* [Task requirements] Find the lines in these entries that include the word "icon" and state how many there are, with no other words.

Source data:
# # # # # # #

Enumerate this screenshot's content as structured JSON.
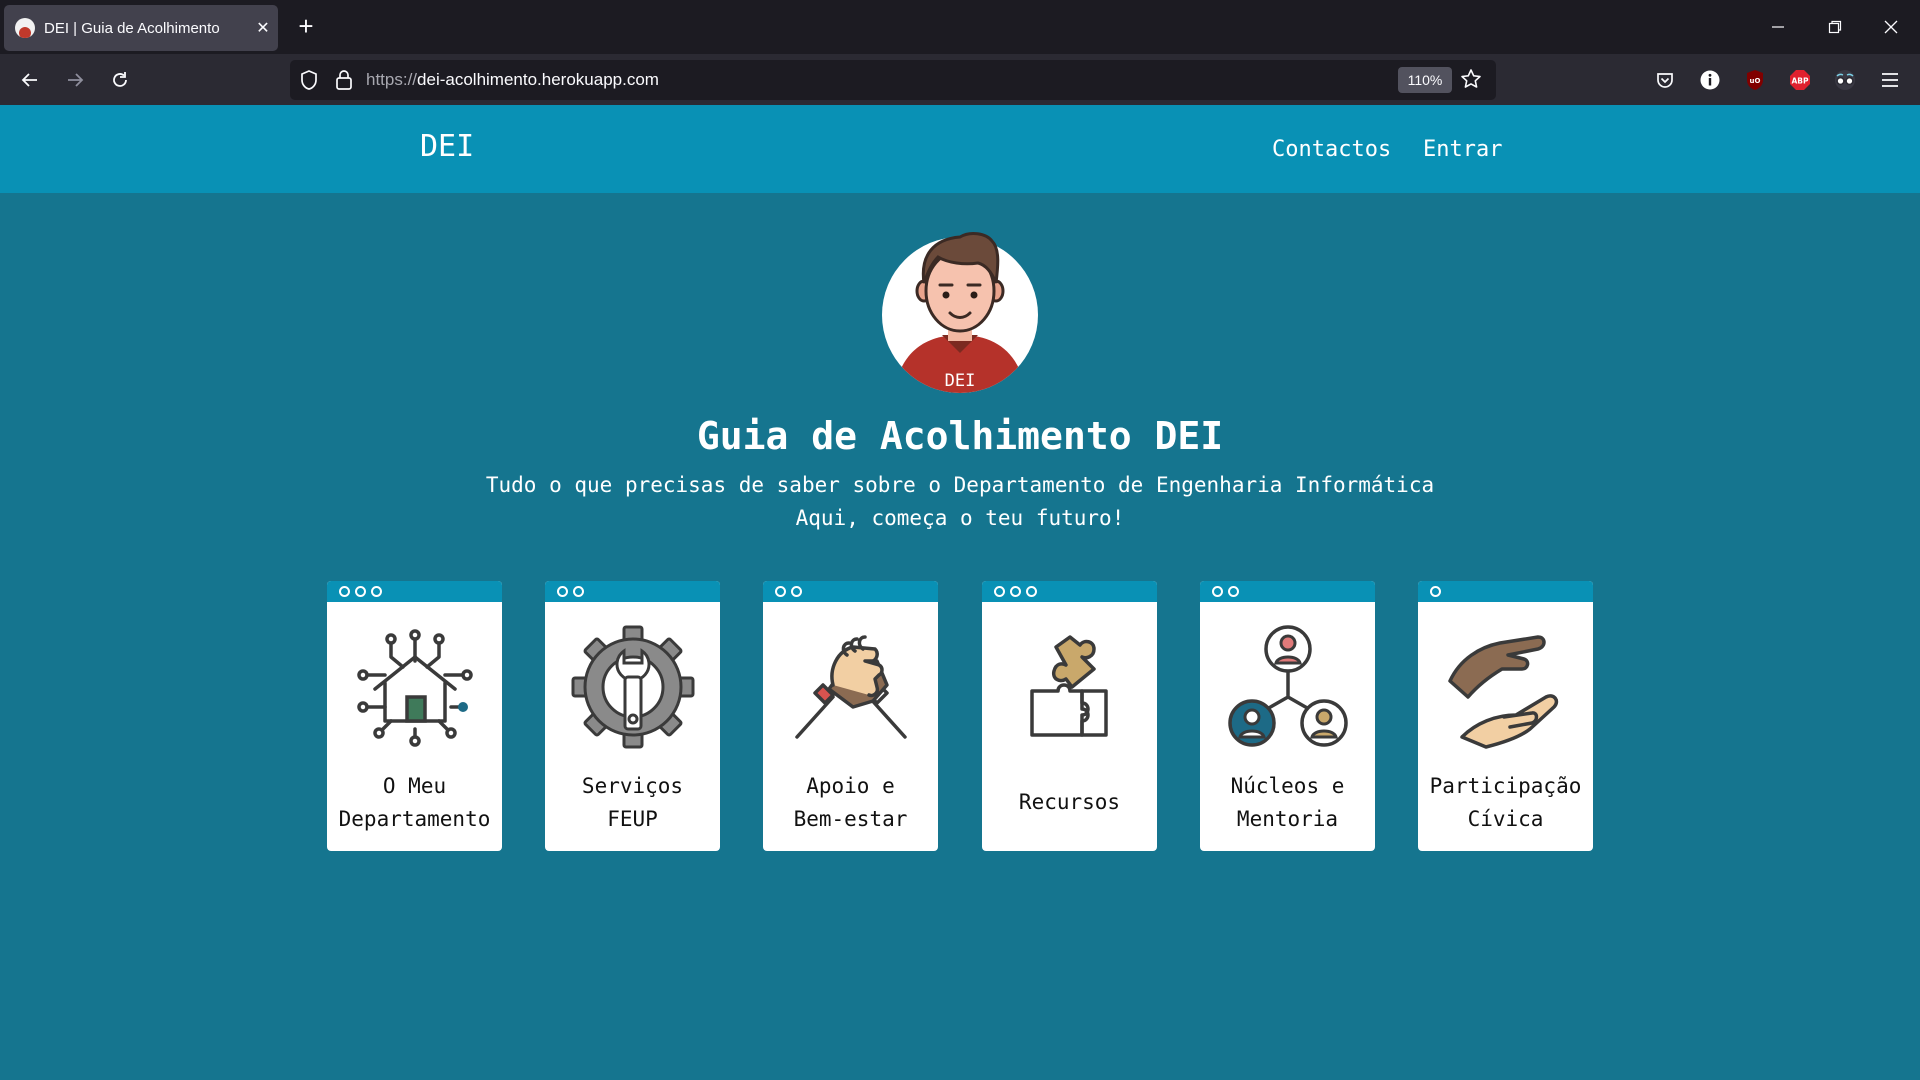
{
  "browser": {
    "tab_title": "DEI | Guia de Acolhimento",
    "url_protocol": "https://",
    "url_host": "dei-acolhimento.herokuapp.com",
    "zoom": "110%",
    "extensions": [
      "pocket-icon",
      "info-icon",
      "ublock-icon",
      "adblock-plus-icon",
      "glasses-icon",
      "menu-icon"
    ],
    "abp_label": "ABP",
    "ublock_label": "uO"
  },
  "site": {
    "brand": "DEI",
    "nav": {
      "contacts": "Contactos",
      "login": "Entrar"
    }
  },
  "hero": {
    "avatar_badge": "DEI",
    "title": "Guia de Acolhimento DEI",
    "subtitle_line1": "Tudo o que precisas de saber sobre o Departamento de Engenharia Informática",
    "subtitle_line2": "Aqui, começa o teu futuro!"
  },
  "cards": [
    {
      "line1": "O Meu",
      "line2": "Departamento",
      "dots": 3,
      "icon": "house-circuit-icon"
    },
    {
      "line1": "Serviços",
      "line2": "FEUP",
      "dots": 2,
      "icon": "gear-wrench-icon"
    },
    {
      "line1": "Apoio e",
      "line2": "Bem-estar",
      "dots": 2,
      "icon": "handshake-icon"
    },
    {
      "line1": "Recursos",
      "line2": "",
      "dots": 3,
      "icon": "puzzle-icon"
    },
    {
      "line1": "Núcleos e",
      "line2": "Mentoria",
      "dots": 2,
      "icon": "network-people-icon"
    },
    {
      "line1": "Participação",
      "line2": "Cívica",
      "dots": 1,
      "icon": "hands-icon"
    }
  ],
  "colors": {
    "header": "#0991b5",
    "page": "#15758f",
    "card": "#ffffff"
  }
}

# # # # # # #

* [Solution to the problem] 12